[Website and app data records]

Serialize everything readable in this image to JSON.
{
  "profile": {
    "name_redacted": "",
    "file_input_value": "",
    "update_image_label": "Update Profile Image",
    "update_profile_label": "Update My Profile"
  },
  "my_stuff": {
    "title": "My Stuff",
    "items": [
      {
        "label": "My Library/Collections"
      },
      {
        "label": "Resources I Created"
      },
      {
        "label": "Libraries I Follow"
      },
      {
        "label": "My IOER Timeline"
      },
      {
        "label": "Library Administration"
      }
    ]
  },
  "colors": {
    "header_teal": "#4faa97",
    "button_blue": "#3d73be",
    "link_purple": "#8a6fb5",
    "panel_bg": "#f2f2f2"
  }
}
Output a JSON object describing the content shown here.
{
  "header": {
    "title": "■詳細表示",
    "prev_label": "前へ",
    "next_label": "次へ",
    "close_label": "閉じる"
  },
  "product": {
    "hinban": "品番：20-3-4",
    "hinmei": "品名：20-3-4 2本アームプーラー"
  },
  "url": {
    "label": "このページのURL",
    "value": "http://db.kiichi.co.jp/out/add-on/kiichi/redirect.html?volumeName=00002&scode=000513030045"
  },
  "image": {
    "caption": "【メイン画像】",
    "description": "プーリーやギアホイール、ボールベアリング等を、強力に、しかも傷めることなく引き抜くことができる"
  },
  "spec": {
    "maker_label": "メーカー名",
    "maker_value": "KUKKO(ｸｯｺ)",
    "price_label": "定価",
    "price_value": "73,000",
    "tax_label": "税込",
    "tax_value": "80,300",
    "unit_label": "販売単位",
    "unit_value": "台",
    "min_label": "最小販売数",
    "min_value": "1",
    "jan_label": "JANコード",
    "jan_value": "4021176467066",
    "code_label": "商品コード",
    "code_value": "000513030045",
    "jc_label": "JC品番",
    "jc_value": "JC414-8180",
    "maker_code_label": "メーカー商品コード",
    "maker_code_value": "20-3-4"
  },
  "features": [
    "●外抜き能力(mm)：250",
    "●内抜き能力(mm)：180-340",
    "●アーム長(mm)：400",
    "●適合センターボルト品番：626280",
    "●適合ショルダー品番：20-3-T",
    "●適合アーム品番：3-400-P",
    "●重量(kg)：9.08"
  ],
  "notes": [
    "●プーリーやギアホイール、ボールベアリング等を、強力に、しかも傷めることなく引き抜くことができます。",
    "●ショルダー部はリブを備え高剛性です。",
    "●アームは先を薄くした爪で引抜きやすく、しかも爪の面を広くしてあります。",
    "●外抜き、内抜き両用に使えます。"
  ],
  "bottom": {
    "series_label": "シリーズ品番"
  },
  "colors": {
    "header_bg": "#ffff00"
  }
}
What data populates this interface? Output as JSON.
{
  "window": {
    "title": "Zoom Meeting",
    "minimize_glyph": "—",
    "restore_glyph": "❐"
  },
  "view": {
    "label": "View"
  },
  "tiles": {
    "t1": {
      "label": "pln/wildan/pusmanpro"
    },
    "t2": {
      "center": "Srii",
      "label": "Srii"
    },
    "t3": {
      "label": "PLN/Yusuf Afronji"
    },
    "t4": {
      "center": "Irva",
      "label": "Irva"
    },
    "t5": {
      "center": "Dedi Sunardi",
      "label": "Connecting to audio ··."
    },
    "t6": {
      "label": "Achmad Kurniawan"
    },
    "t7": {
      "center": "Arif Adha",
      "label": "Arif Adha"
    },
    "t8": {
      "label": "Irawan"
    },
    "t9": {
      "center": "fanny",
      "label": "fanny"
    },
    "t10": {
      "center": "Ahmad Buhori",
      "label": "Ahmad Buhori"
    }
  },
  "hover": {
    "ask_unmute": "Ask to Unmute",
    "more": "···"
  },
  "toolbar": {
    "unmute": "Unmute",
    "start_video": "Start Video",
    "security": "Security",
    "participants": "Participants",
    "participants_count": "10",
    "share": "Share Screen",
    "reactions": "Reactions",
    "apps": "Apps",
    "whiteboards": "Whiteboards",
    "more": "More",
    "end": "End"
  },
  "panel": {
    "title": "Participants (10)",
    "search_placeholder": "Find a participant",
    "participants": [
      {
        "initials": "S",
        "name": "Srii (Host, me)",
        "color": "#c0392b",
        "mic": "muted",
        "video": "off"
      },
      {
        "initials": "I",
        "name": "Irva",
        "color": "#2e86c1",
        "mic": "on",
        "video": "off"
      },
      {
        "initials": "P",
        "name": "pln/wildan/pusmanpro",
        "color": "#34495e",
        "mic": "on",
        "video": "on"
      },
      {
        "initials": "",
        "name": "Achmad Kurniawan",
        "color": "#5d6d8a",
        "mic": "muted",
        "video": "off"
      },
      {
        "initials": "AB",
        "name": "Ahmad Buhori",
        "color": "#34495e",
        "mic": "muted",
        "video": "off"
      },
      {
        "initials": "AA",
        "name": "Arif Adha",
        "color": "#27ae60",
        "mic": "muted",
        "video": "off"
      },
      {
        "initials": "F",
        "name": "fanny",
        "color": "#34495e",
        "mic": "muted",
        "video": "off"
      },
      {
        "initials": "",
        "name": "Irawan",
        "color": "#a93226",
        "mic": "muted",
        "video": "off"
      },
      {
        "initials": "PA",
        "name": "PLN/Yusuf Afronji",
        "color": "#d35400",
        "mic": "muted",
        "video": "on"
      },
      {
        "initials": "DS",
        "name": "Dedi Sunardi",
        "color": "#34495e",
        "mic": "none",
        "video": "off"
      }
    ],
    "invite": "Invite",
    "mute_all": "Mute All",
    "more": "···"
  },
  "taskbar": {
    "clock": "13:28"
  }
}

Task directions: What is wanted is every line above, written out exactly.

Response area:
Serialize everything readable in this image to JSON.
{
  "profile": {
    "name_redacted": "",
    "file_input_value": "",
    "update_image_label": "Update Profile Image",
    "update_profile_label": "Update My Profile"
  },
  "my_stuff": {
    "title": "My Stuff",
    "items": [
      {
        "label": "My Library/Collections"
      },
      {
        "label": "Resources I Created"
      },
      {
        "label": "Libraries I Follow"
      },
      {
        "label": "My IOER Timeline"
      },
      {
        "label": "Library Administration"
      }
    ]
  },
  "colors": {
    "header_teal": "#4faa97",
    "button_blue": "#3d73be",
    "link_purple": "#8a6fb5",
    "panel_bg": "#f2f2f2"
  }
}
Output a JSON object describing the content shown here.
{
  "header": {
    "title": "■詳細表示",
    "prev_label": "前へ",
    "next_label": "次へ",
    "close_label": "閉じる"
  },
  "product": {
    "hinban": "品番：20-3-4",
    "hinmei": "品名：20-3-4 2本アームプーラー"
  },
  "url": {
    "label": "このページのURL",
    "value": "http://db.kiichi.co.jp/out/add-on/kiichi/redirect.html?volumeName=00002&scode=000513030045"
  },
  "image": {
    "caption": "【メイン画像】",
    "description": "プーリーやギアホイール、ボールベアリング等を、強力に、しかも傷めることなく引き抜くことができる"
  },
  "spec": {
    "maker_label": "メーカー名",
    "maker_value": "KUKKO(ｸｯｺ)",
    "price_label": "定価",
    "price_value": "73,000",
    "tax_label": "税込",
    "tax_value": "80,300",
    "unit_label": "販売単位",
    "unit_value": "台",
    "min_label": "最小販売数",
    "min_value": "1",
    "jan_label": "JANコード",
    "jan_value": "4021176467066",
    "code_label": "商品コード",
    "code_value": "000513030045",
    "jc_label": "JC品番",
    "jc_value": "JC414-8180",
    "maker_code_label": "メーカー商品コード",
    "maker_code_value": "20-3-4"
  },
  "features": [
    "●外抜き能力(mm)：250",
    "●内抜き能力(mm)：180-340",
    "●アーム長(mm)：400",
    "●適合センターボルト品番：626280",
    "●適合ショルダー品番：20-3-T",
    "●適合アーム品番：3-400-P",
    "●重量(kg)：9.08"
  ],
  "notes": [
    "●プーリーやギアホイール、ボールベアリング等を、強力に、しかも傷めることなく引き抜くことができます。",
    "●ショルダー部はリブを備え高剛性です。",
    "●アームは先を薄くした爪で引抜きやすく、しかも爪の面を広くしてあります。",
    "●外抜き、内抜き両用に使えます。"
  ],
  "bottom": {
    "series_label": "シリーズ品番"
  },
  "colors": {
    "header_bg": "#ffff00"
  }
}
What data populates this interface? Output as JSON.
{
  "window": {
    "title": "Zoom Meeting",
    "minimize_glyph": "—",
    "restore_glyph": "❐"
  },
  "view": {
    "label": "View"
  },
  "tiles": {
    "t1": {
      "label": "pln/wildan/pusmanpro"
    },
    "t2": {
      "center": "Srii",
      "label": "Srii"
    },
    "t3": {
      "label": "PLN/Yusuf Afronji"
    },
    "t4": {
      "center": "Irva",
      "label": "Irva"
    },
    "t5": {
      "center": "Dedi Sunardi",
      "label": "Connecting to audio ··."
    },
    "t6": {
      "label": "Achmad Kurniawan"
    },
    "t7": {
      "center": "Arif Adha",
      "label": "Arif Adha"
    },
    "t8": {
      "label": "Irawan"
    },
    "t9": {
      "center": "fanny",
      "label": "fanny"
    },
    "t10": {
      "center": "Ahmad Buhori",
      "label": "Ahmad Buhori"
    }
  },
  "hover": {
    "ask_unmute": "Ask to Unmute",
    "more": "···"
  },
  "toolbar": {
    "unmute": "Unmute",
    "start_video": "Start Video",
    "security": "Security",
    "participants": "Participants",
    "participants_count": "10",
    "share": "Share Screen",
    "reactions": "Reactions",
    "apps": "Apps",
    "whiteboards": "Whiteboards",
    "more": "More",
    "end": "End"
  },
  "panel": {
    "title": "Participants (10)",
    "search_placeholder": "Find a participant",
    "participants": [
      {
        "initials": "S",
        "name": "Srii (Host, me)",
        "color": "#c0392b",
        "mic": "muted",
        "video": "off"
      },
      {
        "initials": "I",
        "name": "Irva",
        "color": "#2e86c1",
        "mic": "on",
        "video": "off"
      },
      {
        "initials": "P",
        "name": "pln/wildan/pusmanpro",
        "color": "#34495e",
        "mic": "on",
        "video": "on"
      },
      {
        "initials": "",
        "name": "Achmad Kurniawan",
        "color": "#5d6d8a",
        "mic": "muted",
        "video": "off"
      },
      {
        "initials": "AB",
        "name": "Ahmad Buhori",
        "color": "#34495e",
        "mic": "muted",
        "video": "off"
      },
      {
        "initials": "AA",
        "name": "Arif Adha",
        "color": "#27ae60",
        "mic": "muted",
        "video": "off"
      },
      {
        "initials": "F",
        "name": "fanny",
        "color": "#34495e",
        "mic": "muted",
        "video": "off"
      },
      {
        "initials": "",
        "name": "Irawan",
        "color": "#a93226",
        "mic": "muted",
        "video": "off"
      },
      {
        "initials": "PA",
        "name": "PLN/Yusuf Afronji",
        "color": "#d35400",
        "mic": "muted",
        "video": "on"
      },
      {
        "initials": "DS",
        "name": "Dedi Sunardi",
        "color": "#34495e",
        "mic": "none",
        "video": "off"
      }
    ],
    "invite": "Invite",
    "mute_all": "Mute All",
    "more": "···"
  },
  "taskbar": {
    "clock": "13:28"
  }
}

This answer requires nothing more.